[Task instructions]: Return a copy of every line in the records that includes the word "name".

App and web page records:
= = =

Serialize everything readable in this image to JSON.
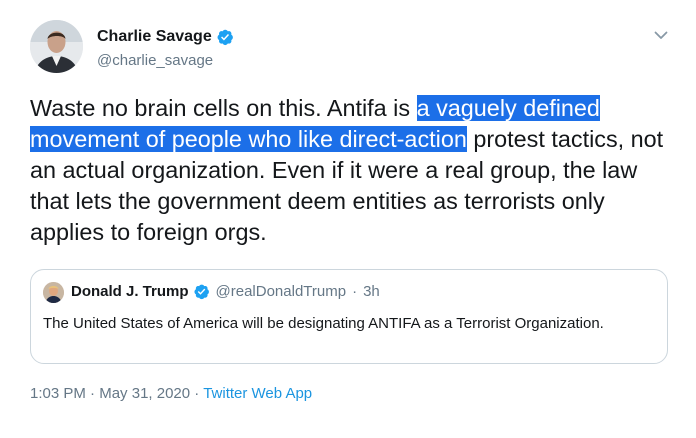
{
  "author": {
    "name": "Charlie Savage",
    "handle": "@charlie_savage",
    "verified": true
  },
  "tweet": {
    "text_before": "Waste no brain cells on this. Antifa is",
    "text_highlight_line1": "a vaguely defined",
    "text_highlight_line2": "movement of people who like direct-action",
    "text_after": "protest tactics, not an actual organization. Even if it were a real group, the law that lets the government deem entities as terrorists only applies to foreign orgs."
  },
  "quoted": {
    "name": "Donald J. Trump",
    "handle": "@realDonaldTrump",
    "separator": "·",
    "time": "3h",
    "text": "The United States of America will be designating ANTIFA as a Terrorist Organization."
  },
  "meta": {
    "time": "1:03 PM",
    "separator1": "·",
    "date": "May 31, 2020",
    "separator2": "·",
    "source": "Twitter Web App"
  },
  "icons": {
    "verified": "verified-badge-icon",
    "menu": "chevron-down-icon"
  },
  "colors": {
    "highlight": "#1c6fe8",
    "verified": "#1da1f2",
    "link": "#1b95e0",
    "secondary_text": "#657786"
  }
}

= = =

[Answer for this exercise]:
    "name": "Charlie Savage",
    "name": "Donald J. Trump",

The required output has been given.